> About this task:
Within the data below, copy each line where the string "chevron" is found.

[Element data from apps and pages]
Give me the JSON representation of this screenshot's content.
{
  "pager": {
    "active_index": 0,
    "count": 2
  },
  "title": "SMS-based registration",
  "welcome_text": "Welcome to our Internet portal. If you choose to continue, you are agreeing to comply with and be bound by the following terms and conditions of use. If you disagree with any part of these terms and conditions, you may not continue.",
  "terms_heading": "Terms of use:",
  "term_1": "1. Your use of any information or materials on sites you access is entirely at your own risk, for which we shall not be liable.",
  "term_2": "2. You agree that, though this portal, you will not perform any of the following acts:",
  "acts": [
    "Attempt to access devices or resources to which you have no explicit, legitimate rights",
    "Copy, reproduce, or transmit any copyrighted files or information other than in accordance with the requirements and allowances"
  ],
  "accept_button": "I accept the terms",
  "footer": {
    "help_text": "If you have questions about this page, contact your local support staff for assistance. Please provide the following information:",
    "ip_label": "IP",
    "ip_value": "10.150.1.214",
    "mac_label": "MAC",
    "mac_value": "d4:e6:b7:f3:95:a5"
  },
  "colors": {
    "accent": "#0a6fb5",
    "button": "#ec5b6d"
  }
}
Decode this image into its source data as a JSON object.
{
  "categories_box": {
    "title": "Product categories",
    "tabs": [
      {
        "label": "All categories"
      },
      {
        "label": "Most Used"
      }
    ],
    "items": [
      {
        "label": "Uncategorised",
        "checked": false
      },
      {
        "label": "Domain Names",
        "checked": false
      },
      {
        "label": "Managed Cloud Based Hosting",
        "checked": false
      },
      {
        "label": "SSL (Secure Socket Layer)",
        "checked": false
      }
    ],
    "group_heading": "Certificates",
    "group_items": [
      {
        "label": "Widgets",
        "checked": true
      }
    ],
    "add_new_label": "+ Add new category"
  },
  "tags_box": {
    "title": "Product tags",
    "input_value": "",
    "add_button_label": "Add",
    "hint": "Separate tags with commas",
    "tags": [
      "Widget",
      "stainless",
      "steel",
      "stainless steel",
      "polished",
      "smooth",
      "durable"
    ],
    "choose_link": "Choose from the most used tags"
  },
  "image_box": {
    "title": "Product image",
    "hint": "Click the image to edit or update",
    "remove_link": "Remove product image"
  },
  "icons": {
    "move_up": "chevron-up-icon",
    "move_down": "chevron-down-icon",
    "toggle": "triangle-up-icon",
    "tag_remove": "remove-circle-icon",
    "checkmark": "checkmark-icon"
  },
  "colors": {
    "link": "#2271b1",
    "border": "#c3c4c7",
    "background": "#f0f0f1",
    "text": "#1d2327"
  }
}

> Problem solution:
    "move_up": "chevron-up-icon",
    "move_down": "chevron-down-icon",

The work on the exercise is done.